Langerhans cells are a type of immune cell found primarily in the epidermis that have important roles in the stimulation and suppression of the adaptive immune response. They are members of the dendritic cell family and function as antigen-presenting cells. When a Langerhans cell encounters a pathogen, it engulfs the infectious agent and breaks it down into protein fragments. Some of these fragments are displayed on the surface of the cell and presented to naïve T cells in the lymph nodes to stimulate an immune response.
What is a Langerhans Cell?
Langerhans cells are a type of immune cell found in the skin (AKA the epidermis). Like all immune cells, Langerhans cells are formed in the bone marrow. Once released from the bone marrow, they circulate in the blood before migrating to the skin, where they guard the epidermis against infection from pathogens.
Langerhans cells are members of the dendritic cell family and function as antigen-presenting cells (APCs) in the skin. They capture any pathogens they find roaming the epidermis and display their antigens on their surface to stimulate other immune cells into action.
Where Are Langerhans Cells Found?
Langerhans cells are present in all layers of the epidermis and the respiratory, digestive, and urogenital tracts. When they encounter a pathogen, Langerhans cells migrate to the lymph nodes to present their antigens to naïve T cells and activate the adaptive immune response.
Function of Langerhans Cells
Langerhans cells are members of the dendritic cell family. Their main role is to alert other components of the adaptive immune system to the presence of pathogens and other infectious agents on the skin.
Langerhans Cells as Antigen-Presenting Cells (APCs)
Langerhans cells are phagocytic cells, meaning they engulf other cells or particles. They are also antigen-presenting cells (APCs), and can display fragments of engulfed pathogens on their cell surface to stimulate an adaptive immune response.
When a Langerhans cell encounters a harmful pathogen in the skin, it ingests it and breaks it down into protein fragments. Some of these fragments are displayed on the surface of the Langerhans cells as part of the Major Histocompatibility Complex (MHC).
Next, the Langerhans cells migrate to the lymph nodes to present their antigens to naïve T cells. This activates the T cells to launch an immune response and stimulates them to find and destroy the invading pathogen.
Immune Suppression by Langerhans Cells
Langerhans cells play a role in stimulating the adaptive immune response against pathogens, but they are also known to suppress immune function. The skin is naturally populated by ‘friendly’ bacteria which, although ‘foreign’ to the body, are not known to cause disease. In the presence of non-pathogenic bacteria, the Langerhans cells coordinate immune tolerance, i.e., they prevent the immune system from responding. This prevents unnecessary and potentially harmful activation of the immune system.
Langerhans Cells Prevent Autoimmunity
Langerhans cells help to prevent autoimmunity (an immune response against healthy cells) by promoting immune tolerance.

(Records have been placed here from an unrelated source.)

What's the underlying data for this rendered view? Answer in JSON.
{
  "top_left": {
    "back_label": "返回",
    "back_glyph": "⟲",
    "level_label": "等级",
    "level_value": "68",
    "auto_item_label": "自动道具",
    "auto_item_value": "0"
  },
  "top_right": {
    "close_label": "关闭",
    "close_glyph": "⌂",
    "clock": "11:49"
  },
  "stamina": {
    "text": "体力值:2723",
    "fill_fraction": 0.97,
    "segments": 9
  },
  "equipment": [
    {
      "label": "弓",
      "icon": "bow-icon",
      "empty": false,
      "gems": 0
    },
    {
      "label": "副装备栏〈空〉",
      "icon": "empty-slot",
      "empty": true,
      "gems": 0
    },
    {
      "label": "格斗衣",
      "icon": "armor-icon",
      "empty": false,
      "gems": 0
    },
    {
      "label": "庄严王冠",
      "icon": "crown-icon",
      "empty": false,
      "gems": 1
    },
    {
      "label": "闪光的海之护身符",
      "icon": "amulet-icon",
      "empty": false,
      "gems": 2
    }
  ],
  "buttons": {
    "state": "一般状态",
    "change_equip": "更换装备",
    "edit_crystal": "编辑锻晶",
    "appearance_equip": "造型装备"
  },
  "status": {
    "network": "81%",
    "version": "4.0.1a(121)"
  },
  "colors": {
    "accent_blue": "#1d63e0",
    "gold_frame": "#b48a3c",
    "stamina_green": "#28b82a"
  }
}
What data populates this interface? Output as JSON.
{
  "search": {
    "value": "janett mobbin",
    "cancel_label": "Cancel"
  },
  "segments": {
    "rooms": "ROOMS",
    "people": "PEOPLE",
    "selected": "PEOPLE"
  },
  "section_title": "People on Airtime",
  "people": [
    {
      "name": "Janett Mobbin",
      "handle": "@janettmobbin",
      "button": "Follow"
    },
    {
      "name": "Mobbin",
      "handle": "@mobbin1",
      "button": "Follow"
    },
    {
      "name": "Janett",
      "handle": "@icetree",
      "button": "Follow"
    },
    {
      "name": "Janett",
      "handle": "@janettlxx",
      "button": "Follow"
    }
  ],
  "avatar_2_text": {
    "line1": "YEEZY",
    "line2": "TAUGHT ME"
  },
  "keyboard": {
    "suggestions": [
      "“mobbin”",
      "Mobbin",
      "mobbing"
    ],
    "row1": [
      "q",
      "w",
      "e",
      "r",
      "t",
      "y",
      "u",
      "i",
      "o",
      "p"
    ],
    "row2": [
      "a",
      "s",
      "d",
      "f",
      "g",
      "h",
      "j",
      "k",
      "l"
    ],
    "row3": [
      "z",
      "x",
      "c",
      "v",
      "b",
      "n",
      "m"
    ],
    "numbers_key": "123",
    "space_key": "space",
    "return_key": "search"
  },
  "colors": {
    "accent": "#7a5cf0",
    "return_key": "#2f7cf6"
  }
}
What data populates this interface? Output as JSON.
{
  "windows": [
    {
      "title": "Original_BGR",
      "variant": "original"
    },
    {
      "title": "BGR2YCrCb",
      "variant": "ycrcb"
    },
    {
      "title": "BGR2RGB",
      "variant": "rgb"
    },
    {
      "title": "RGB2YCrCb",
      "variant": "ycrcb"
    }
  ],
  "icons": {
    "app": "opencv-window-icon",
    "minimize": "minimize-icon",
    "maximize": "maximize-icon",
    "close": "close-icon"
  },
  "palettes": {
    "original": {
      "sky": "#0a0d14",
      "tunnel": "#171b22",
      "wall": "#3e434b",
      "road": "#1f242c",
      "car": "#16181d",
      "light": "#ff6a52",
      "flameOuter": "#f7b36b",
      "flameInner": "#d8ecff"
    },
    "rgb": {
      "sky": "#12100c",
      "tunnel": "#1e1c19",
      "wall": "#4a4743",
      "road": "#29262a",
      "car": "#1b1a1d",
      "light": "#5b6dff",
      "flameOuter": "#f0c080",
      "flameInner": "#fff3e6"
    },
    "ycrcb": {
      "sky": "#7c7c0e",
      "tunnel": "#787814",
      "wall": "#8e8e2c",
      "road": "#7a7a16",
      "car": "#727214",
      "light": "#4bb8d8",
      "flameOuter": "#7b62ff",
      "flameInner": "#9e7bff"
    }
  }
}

Under ‘non-dangerous’ conditions (i.e., when there are no pathogenic agents present), Langerhans cells promote the activation and proliferation of T regulatory (Treg) cells in the skin. Treg cells secrete cytokines that promote immune tolerance and, in doing so, prevent unnecessary and potentially harmful immune activation.
In the presence of a pathogen, however, Langerhans cells promote the activation of effector T cells and limit the activation of Treg cells. They stimulate the effector cells (namely, helper and cytotoxic T cells) to launch an immune response against the foreign invader and clear infections from the skin.
What is Langerhans Cell Histiocytosis (LCH)?
Langerhans Cell Histiocytosis (LHC) is a rare type of cancer in which abnormal Langerhans cells grow and multiply rapidly. This leads to a build-up of Langerhans cells in various regions of the body, including the skin, mouth, lymph nodes, thymus, eyes, endocrine system, central nervous system (CNS), liver, spleen, lungs, or bone marrow. The abnormal proliferation of Langerhans cells can cause tissue damage and lesions to form in affected body parts, and symptoms vary depending on which region of the body is affected.
In approximately 80% of cases, LCH affects the bones (typically the skull or the bones of the arms or legs). This causes pain and swelling and may lead to bone fracture. LHC is also known to frequently affect the skin, where it may cause rashes, bumps, and blisters that can be mild or severe. If the pituitary gland is affected, LHC may disrupt hormone production, which may lead to infertility or, in adolescents and children, delayed or absent puberty. LHC may also affect the thyroid, leading to the disruption of the patient’s normal skin and hair texture, body temperature, and behavior.